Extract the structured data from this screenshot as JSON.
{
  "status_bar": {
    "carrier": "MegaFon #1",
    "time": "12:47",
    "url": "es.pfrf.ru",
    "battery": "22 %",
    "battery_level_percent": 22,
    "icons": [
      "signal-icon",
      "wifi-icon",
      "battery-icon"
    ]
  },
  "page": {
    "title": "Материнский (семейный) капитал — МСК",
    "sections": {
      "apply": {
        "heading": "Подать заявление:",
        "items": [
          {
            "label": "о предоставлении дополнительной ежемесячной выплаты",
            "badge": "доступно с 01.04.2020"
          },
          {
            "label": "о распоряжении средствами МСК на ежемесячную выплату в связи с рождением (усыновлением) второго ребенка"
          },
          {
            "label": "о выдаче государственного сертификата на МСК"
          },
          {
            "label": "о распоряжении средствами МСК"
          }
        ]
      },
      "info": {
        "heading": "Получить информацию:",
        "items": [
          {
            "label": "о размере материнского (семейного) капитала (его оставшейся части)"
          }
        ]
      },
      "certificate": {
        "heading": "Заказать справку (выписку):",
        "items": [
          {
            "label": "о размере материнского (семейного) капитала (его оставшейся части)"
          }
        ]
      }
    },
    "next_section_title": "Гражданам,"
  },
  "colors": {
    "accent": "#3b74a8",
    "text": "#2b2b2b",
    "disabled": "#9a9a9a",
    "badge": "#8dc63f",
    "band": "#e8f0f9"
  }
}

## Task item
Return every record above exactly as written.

## Result of the task
Extract the structured data from this screenshot as JSON.
{
  "status_bar": {
    "carrier": "MegaFon #1",
    "time": "12:47",
    "url": "es.pfrf.ru",
    "battery": "22 %",
    "battery_level_percent": 22,
    "icons": [
      "signal-icon",
      "wifi-icon",
      "battery-icon"
    ]
  },
  "page": {
    "title": "Материнский (семейный) капитал — МСК",
    "sections": {
      "apply": {
        "heading": "Подать заявление:",
        "items": [
          {
            "label": "о предоставлении дополнительной ежемесячной выплаты",
            "badge": "доступно с 01.04.2020"
          },
          {
            "label": "о распоряжении средствами МСК на ежемесячную выплату в связи с рождением (усыновлением) второго ребенка"
          },
          {
            "label": "о выдаче государственного сертификата на МСК"
          },
          {
            "label": "о распоряжении средствами МСК"
          }
        ]
      },
      "info": {
        "heading": "Получить информацию:",
        "items": [
          {
            "label": "о размере материнского (семейного) капитала (его оставшейся части)"
          }
        ]
      },
      "certificate": {
        "heading": "Заказать справку (выписку):",
        "items": [
          {
            "label": "о размере материнского (семейного) капитала (его оставшейся части)"
          }
        ]
      }
    },
    "next_section_title": "Гражданам,"
  },
  "colors": {
    "accent": "#3b74a8",
    "text": "#2b2b2b",
    "disabled": "#9a9a9a",
    "badge": "#8dc63f",
    "band": "#e8f0f9"
  }
}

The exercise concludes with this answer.